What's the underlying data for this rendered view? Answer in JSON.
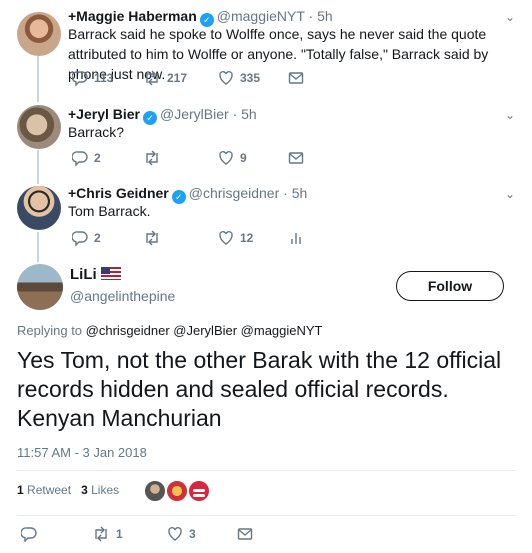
{
  "thread": [
    {
      "name": "+Maggie Haberman",
      "handle": "@maggieNYT",
      "dot": "·",
      "time": "5h",
      "text": "Barrack said he spoke to Wolffe once, says he never said the quote attributed to him to Wolffe or anyone. \"Totally false,\" Barrack said by phone just now.",
      "replies": "113",
      "retweets": "217",
      "likes": "335"
    },
    {
      "name": "+Jeryl Bier",
      "handle": "@JerylBier",
      "dot": "·",
      "time": "5h",
      "text": "Barrack?",
      "replies": "2",
      "retweets": "",
      "likes": "9"
    },
    {
      "name": "+Chris Geidner",
      "handle": "@chrisgeidner",
      "dot": "·",
      "time": "5h",
      "text": "Tom Barrack.",
      "replies": "2",
      "retweets": "",
      "likes": "12"
    }
  ],
  "main_tweet": {
    "name": "LiLi",
    "handle": "@angelinthepine",
    "follow_label": "Follow",
    "replying_prefix": "Replying to",
    "replying_to": "@chrisgeidner @JerylBier @maggieNYT",
    "text": "Yes Tom, not the other Barak with the 12 official records hidden and sealed official records. Kenyan Manchurian",
    "timestamp": "11:57 AM - 3 Jan 2018",
    "retweet_count": "1",
    "retweet_label": "Retweet",
    "like_count": "3",
    "like_label": "Likes",
    "action_retweets": "1",
    "action_likes": "3"
  },
  "colors": {
    "text": "#14171a",
    "muted": "#657786",
    "verified": "#1da1f2",
    "thread_line": "#ccd6dd",
    "divider": "#e6ecf0"
  },
  "icons": [
    "reply-icon",
    "retweet-icon",
    "like-icon",
    "message-icon",
    "analytics-icon",
    "verified-icon",
    "chevron-down-icon",
    "us-flag-icon"
  ]
}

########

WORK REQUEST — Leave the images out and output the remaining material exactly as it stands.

FINISHED TASK —
What's the underlying data for this rendered view? Answer in JSON.
{
  "thread": [
    {
      "name": "+Maggie Haberman",
      "handle": "@maggieNYT",
      "dot": "·",
      "time": "5h",
      "text": "Barrack said he spoke to Wolffe once, says he never said the quote attributed to him to Wolffe or anyone. \"Totally false,\" Barrack said by phone just now.",
      "replies": "113",
      "retweets": "217",
      "likes": "335"
    },
    {
      "name": "+Jeryl Bier",
      "handle": "@JerylBier",
      "dot": "·",
      "time": "5h",
      "text": "Barrack?",
      "replies": "2",
      "retweets": "",
      "likes": "9"
    },
    {
      "name": "+Chris Geidner",
      "handle": "@chrisgeidner",
      "dot": "·",
      "time": "5h",
      "text": "Tom Barrack.",
      "replies": "2",
      "retweets": "",
      "likes": "12"
    }
  ],
  "main_tweet": {
    "name": "LiLi",
    "handle": "@angelinthepine",
    "follow_label": "Follow",
    "replying_prefix": "Replying to",
    "replying_to": "@chrisgeidner @JerylBier @maggieNYT",
    "text": "Yes Tom, not the other Barak with the 12 official records hidden and sealed official records. Kenyan Manchurian",
    "timestamp": "11:57 AM - 3 Jan 2018",
    "retweet_count": "1",
    "retweet_label": "Retweet",
    "like_count": "3",
    "like_label": "Likes",
    "action_retweets": "1",
    "action_likes": "3"
  },
  "colors": {
    "text": "#14171a",
    "muted": "#657786",
    "verified": "#1da1f2",
    "thread_line": "#ccd6dd",
    "divider": "#e6ecf0"
  },
  "icons": [
    "reply-icon",
    "retweet-icon",
    "like-icon",
    "message-icon",
    "analytics-icon",
    "verified-icon",
    "chevron-down-icon",
    "us-flag-icon"
  ]
}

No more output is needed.